Because of my lifetime spent in the Unitarian Universalist community, I feel comfortable with my questions and my evolving religious identity. I enjoy thinking about these concepts, like the existence of God and the reason things happen. My more recent move toward agnosticism/atheism can still fit into UUism, and, as a UU, I feel I can still honor my family's backgrounds, both the Irish Catholic Doyles and the Eastern European Jewish Litvins.

I feel very lucky to have been raised in an amazing, supportive, liberal, open-minded congregation in Cohasset.  Now, as an adult, I truly appreciate having rediscovered UUism as an adult, here at the UUFHC.   No matter one’s individual beliefs or backgrounds, whether he or she was raised Jewish, Catholic, Protestant, Muslim, Hindu, or atheistic, all religious journeys are welcomed by our faith.  While this can make our religion a difficult one to define, the diversity of UUism makes it richer and gives us great potential for affecting change in the world. 
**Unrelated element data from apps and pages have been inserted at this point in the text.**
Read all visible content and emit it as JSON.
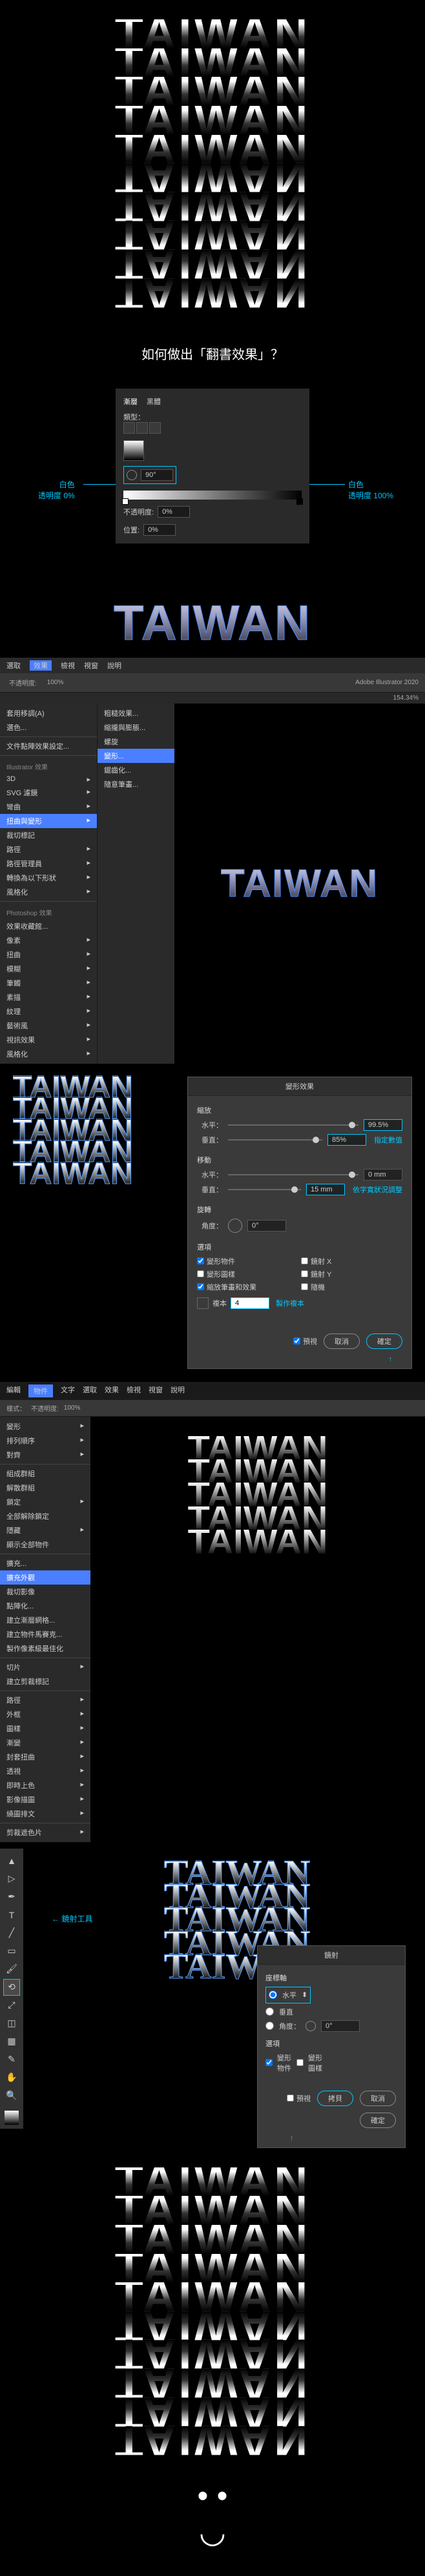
{
  "hero_text": "TAIWAN",
  "question": "如何做出「翻書效果」？",
  "gradient_panel": {
    "tab1": "漸層",
    "tab2": "黑體",
    "type_label": "類型：",
    "angle_value": "90°",
    "opacity_label": "不透明度:",
    "opacity_value": "0%",
    "position_label": "位置:",
    "position_value": "0%"
  },
  "annot_left_1": "白色",
  "annot_left_2": "透明度 0%",
  "annot_right_1": "白色",
  "annot_right_2": "透明度 100%",
  "outlined": "TAIWAN",
  "ai": {
    "menu": [
      "選取",
      "效果",
      "檢視",
      "視窗",
      "說明"
    ],
    "toolbar_opacity_label": "不透明度:",
    "toolbar_opacity": "100%",
    "app_name": "Adobe Illustrator 2020",
    "zoom": "154.34%",
    "effect_top1": "套用移調(A)",
    "effect_top2": "選色...",
    "effect_top3": "文件點陣效果設定...",
    "section_ai": "Illustrator 效果",
    "items_ai": [
      "3D",
      "SVG 濾鏡",
      "彎曲",
      "扭曲與變形",
      "裁切標記",
      "路徑",
      "路徑管理員",
      "轉換為以下形狀",
      "風格化"
    ],
    "section_ps": "Photoshop 效果",
    "items_ps": [
      "效果收藏館...",
      "像素",
      "扭曲",
      "模糊",
      "筆觸",
      "素描",
      "紋理",
      "藝術風",
      "視訊效果",
      "風格化"
    ],
    "submenu": [
      "粗糙效果...",
      "縮攏與膨脹...",
      "螺旋",
      "變形...",
      "鋸齒化...",
      "隨意筆畫..."
    ],
    "canvas_text": "TAIWAN"
  },
  "transform": {
    "title": "變形效果",
    "scale_label": "縮放",
    "h_label": "水平：",
    "v_label": "垂直：",
    "h_val": "99.5%",
    "v_val": "85%",
    "scale_annot": "指定數值",
    "move_label": "移動",
    "mh_val": "0 mm",
    "mv_val": "15 mm",
    "move_annot": "依字寬狀況調整",
    "rotate_label": "旋轉",
    "angle_label": "角度：",
    "angle_val": "0°",
    "options_label": "選項",
    "opt1": "變形物件",
    "opt2": "鏡射 X",
    "opt3": "變形圖樣",
    "opt4": "鏡射 Y",
    "opt5": "縮放筆畫和效果",
    "opt6": "隨機",
    "copies_label": "複本",
    "copies_val": "4",
    "copies_annot": "製作複本",
    "preview": "預視",
    "cancel": "取消",
    "ok": "確定"
  },
  "obj": {
    "menubar": [
      "編輯",
      "物件",
      "文字",
      "選取",
      "效果",
      "檢視",
      "視窗",
      "說明"
    ],
    "toolbar_style": "樣式：",
    "toolbar_opacity_label": "不透明度:",
    "toolbar_opacity": "100%",
    "items": [
      "變形",
      "排列順序",
      "對齊",
      "組成群組",
      "解散群組",
      "鎖定",
      "全部解除鎖定",
      "隱藏",
      "顯示全部物件",
      "擴充...",
      "擴充外觀",
      "裁切影像",
      "點陣化...",
      "建立漸層網格...",
      "建立物件馬賽克...",
      "製作像素級最佳化",
      "切片",
      "建立剪裁標記",
      "路徑",
      "外框",
      "圖樣",
      "漸變",
      "封套扭曲",
      "透視",
      "即時上色",
      "影像描圖",
      "繞圖排文",
      "剪裁遮色片"
    ]
  },
  "step5": {
    "tool_annot": "鏡射工具",
    "dialog_title": "鏡射",
    "axis_label": "座標軸",
    "axis_h": "水平",
    "axis_v": "垂直",
    "angle_label": "角度：",
    "angle_val": "0°",
    "options_label": "選項",
    "opt_obj": "變形物件",
    "opt_pat": "變形圖樣",
    "preview": "預視",
    "copy": "拷貝",
    "cancel": "取消",
    "ok": "確定"
  },
  "smile": "◡"
}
In Our Chosen Faith:  An Introduction to Unitarian Universalism, UU leader Wallace W. Robbins is quoted as writing:
Ours is a church of reason-- not because the mind is free of errors, but because the dialogue of mind with mind, and mind with itself, refines religious thought.
Ours is a church of moral work-- not because we think morality is a sufficient religion, but because we know no better way of showing our gratitude to God, and our confidence in one another.
Ours is a church of conscience-- not because we hold that conscience is infallible, but because it is the meeting place of God and the human spirit.
Ours is a non-creedal church-- not because we have no beliefs, but because we will not be restrained in our beliefs.

Often, I have described UUism by what we are not.  We don’t have dogmatic beliefs, we don’t have requirements for membership, like specific rites, rituals, heritage, etc.  However, it can be useful to consider what UUism is and what it provides to us as members of this community.  For me, it provides a sense of identity and fellowship, and an opportunity to consider my impact on the world around me.   

Now, instead of identifying myself as “half-Jewish, half-Catholic,” I proudly identify as 100% Unitarian Universalist.  Just as the title of the book I referred to indicates, I feel now that I have truly chosen UUism as my faith, and feel proud of this community.  As a UU, my years of feeling incomplete, or not enough to fit into any religion have been replaced by an understanding and appreciation for the challenges, for the uncertain journey, for the freedom to question and reinvent oneself that is part of Unitarian Universalism.